Inclusive society

In an inclusive society it makes no difference where you come from, who you love and whether you have a disease or disability: everyone counts and everyone can participate as they wish. But an inclusive society does not happen by itself, so ZonMw contributes to the development of knowledge about inclusion. .

What is inclusion?

Oxford Languages defines inclusion as ‘the practice or policy of providing equal access to opportunities and resources for people who might otherwise be excluded or marginalized, such as those who have physical or intellectual disabilities and members of other minority groups’. To us, inclusion is about ensuring that people feel accepted and valued. Inclusion can best be described as:

  • feeling welcome
  • being accepted
  • being appreciated
  • having a good life
  • having a role in society
  • being able to do something useful
  • making one’s own choices

Inclusion as a right

Various factors contribute to an inclusive society. They include things like physical and online accessibility, an assured income and a home (socioeconomic security), the accessibility of healthcare and support, and autonomy. The right to participate is enshrined in a number of international conventions, including the Convention on the Rights of the Child and the UN Convention of the Rights of Persons with Disabilities.

The importance of inclusion

ZonMw supports good health for all. In practice, we see that inclusion – belonging, being able to participate – has a positive impact on people’s quality of life and health. We therefore contribute to an inclusive society through knowledge development.
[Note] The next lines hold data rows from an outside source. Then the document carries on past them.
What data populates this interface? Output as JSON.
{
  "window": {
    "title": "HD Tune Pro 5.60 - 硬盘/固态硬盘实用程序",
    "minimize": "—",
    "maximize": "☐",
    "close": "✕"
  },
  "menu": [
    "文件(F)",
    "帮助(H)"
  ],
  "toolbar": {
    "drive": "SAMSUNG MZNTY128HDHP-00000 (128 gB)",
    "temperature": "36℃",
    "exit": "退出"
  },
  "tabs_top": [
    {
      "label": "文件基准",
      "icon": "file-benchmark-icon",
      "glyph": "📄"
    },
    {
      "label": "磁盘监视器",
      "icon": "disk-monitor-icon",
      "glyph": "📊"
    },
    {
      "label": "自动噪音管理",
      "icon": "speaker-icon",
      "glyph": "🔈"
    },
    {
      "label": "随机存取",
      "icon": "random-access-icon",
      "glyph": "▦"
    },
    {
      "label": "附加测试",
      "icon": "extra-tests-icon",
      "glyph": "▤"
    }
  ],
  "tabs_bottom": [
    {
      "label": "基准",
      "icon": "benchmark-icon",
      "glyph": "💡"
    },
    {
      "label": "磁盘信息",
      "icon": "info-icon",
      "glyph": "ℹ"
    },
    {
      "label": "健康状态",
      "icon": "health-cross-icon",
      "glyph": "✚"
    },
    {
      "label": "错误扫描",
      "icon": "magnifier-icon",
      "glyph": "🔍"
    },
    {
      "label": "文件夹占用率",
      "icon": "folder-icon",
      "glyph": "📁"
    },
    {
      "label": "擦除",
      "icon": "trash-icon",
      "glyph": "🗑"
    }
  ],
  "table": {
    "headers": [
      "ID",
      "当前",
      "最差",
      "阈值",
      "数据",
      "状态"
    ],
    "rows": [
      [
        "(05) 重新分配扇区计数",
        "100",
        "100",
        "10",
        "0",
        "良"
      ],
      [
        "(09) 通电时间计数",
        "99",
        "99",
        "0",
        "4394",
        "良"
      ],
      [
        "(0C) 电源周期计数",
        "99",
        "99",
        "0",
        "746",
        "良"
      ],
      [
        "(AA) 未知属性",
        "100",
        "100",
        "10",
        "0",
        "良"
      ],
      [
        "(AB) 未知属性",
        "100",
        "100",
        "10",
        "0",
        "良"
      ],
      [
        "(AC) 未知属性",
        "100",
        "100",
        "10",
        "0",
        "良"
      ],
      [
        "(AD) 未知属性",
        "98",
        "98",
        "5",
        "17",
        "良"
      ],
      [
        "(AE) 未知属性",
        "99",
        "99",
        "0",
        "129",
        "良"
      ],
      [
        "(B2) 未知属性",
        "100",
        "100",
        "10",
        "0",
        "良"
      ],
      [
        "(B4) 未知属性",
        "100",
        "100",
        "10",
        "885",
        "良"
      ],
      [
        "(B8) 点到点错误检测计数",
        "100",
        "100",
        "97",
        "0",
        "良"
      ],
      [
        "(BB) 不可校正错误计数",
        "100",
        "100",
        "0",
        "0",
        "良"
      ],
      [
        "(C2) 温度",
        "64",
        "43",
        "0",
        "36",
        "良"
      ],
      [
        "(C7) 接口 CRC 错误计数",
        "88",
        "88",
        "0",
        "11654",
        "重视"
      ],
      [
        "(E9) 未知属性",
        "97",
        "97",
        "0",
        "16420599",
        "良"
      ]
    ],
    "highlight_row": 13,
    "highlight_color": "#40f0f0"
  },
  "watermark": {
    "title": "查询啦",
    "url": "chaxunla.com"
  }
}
We also see that inclusion has positive effects on a smaller scale. Taking account of diversity in research and projects ensures that the results impact a larger group of people. ZonMw therefore also considers diversity and inclusion in the assessment of project proposals. Read more about it in this publication.

Inclusion, diversity and participation

Diversity, inclusion and participation are three terms that are often mentioned in the same breath. How do they relate to each other?


Diversity is about the many differences between people, both visible differences, like age, sex and gender, skin colour or some disabilities, and also invisible differences, like culture, sexual preference, political convictions, resilience and personality. If you would like to know more details about what ZonMw does in terms of diversity in its research, and in healthcare and society, see our diversity page.


Inclusion is about how we deal with differences between people. In an inclusive society, differences are accepted and respected. So inclusion is about how we deal with diversity.


Participation is about ‘actively taking part’, and it is an important aspect of inclusion. It assumes that everyone can take part and is valued. When we talk about participation at ZonMw, we are often concerned with how we can help people to participate fully in society. We also devote a lot of attention to the contribution of people with expertise acquired through their experiences in research and projects.

ZonMw programmes on inclusion

ZonMw funds several programmes whose results contribute to an inclusive society for all. The main ones are listed below.

  • Protected at Home: This programme focuses on social inclusion for people who have difficulty building and maintaining an independent life. But with the right care and support, they can build a stable life. Housing is an important basic prerequisite.
  • Participation without Limitation: This programme is about the implementation in the Netherlands of the UN Convention on the Rights of Persons with Disabilities. The programme focuses specifically on removing obvious and less obvious barriers so that people with an illness or disability can participate fully in society.
  • For Each Other: This programme funds projects by and for patients, which are intended to enable them to participate equally in society. It focuses not only on care, but also on areas like work, education and leisure.
  • Refugee Care: This four-year innovative programme is designed to improve psychosocial care and support for asylees in the Netherlands, and expand knowledge about this care and support.

If you would like to know about other ZonMw projects concerning physical disability, see the list in our project database (in Dutch).